Data include release and mortality information for 2,822 gopher tortoises (Gopherus polyphemus) translocated to Nokuse, a private reserve in the panhandle of Florida.

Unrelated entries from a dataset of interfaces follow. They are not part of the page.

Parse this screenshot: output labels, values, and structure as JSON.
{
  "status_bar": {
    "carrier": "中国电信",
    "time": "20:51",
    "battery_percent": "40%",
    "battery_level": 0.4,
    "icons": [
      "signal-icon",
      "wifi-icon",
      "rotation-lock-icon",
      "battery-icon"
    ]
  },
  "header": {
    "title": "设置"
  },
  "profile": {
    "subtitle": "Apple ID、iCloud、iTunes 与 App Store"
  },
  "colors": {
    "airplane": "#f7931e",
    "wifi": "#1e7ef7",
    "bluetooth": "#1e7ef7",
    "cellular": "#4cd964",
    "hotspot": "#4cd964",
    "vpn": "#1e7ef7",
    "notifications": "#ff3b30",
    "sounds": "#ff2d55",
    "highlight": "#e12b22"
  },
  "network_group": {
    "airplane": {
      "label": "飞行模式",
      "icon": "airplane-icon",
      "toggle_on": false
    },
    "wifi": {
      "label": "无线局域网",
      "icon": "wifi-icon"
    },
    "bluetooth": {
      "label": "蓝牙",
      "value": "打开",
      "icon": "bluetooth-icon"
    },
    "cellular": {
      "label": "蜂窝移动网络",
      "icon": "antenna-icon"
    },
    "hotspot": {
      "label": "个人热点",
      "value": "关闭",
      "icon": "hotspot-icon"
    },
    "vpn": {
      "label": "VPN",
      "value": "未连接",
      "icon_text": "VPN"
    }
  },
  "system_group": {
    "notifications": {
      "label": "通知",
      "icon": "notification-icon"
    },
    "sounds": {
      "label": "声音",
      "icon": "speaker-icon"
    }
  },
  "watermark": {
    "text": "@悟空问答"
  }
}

Mitigation translocations move wildlife from specific areas due to conflict with humans over land use at the site. A critical decision when carrying out mitigation translocation is the acceptable distance across which animals can be moved. This decision trades off logistical expediency of unrestricted translocation with the risk of reducing translocation success due to environmental mismatch between origin and translocation site conditions. In this study, we used a large dataset of 502 individually identifiable carcasses to examine the role of geographic origin and translocation distance in the relative survival of 2,822 translocated subadult and adult gopher tortoises (Gopherus polyphemus), a species experiencing large-scale mitigation translocation, at a recipient site in the Florida panhandle, USA. We hypothesized that if climate or habitat differences between the origin and translocation site influenced survival, tortoises translocated from within the Florida panhandle would have the highest survival. To the contrary, we found that survival slightly increased with increasing climatic difference between origin and recipient site, driven by higher survival of tortoises coming from central Florida sites compared to those from the panhandle and north Florida. This suggests that environmental mismatch due to long-distance translocation is not a main driver of mortality. These models also indicated an effect of season, with a survival advantage to tortoises translocated in the spring and late fall, relative to summer translocations, and a negative effect of initial density on survival. Finally, we also estimated the upper bound on annual survival in three well-monitored groups to be quite low (92-95%) for several years following release, suggesting caution when considering large translocated populations to be viable without first assessing adult survival. Our unexpected results highlight the importance of investigating species-specific sensitivities to translocation distances and indicate the limitations of assumed linear effects of translocation distance on outcomes.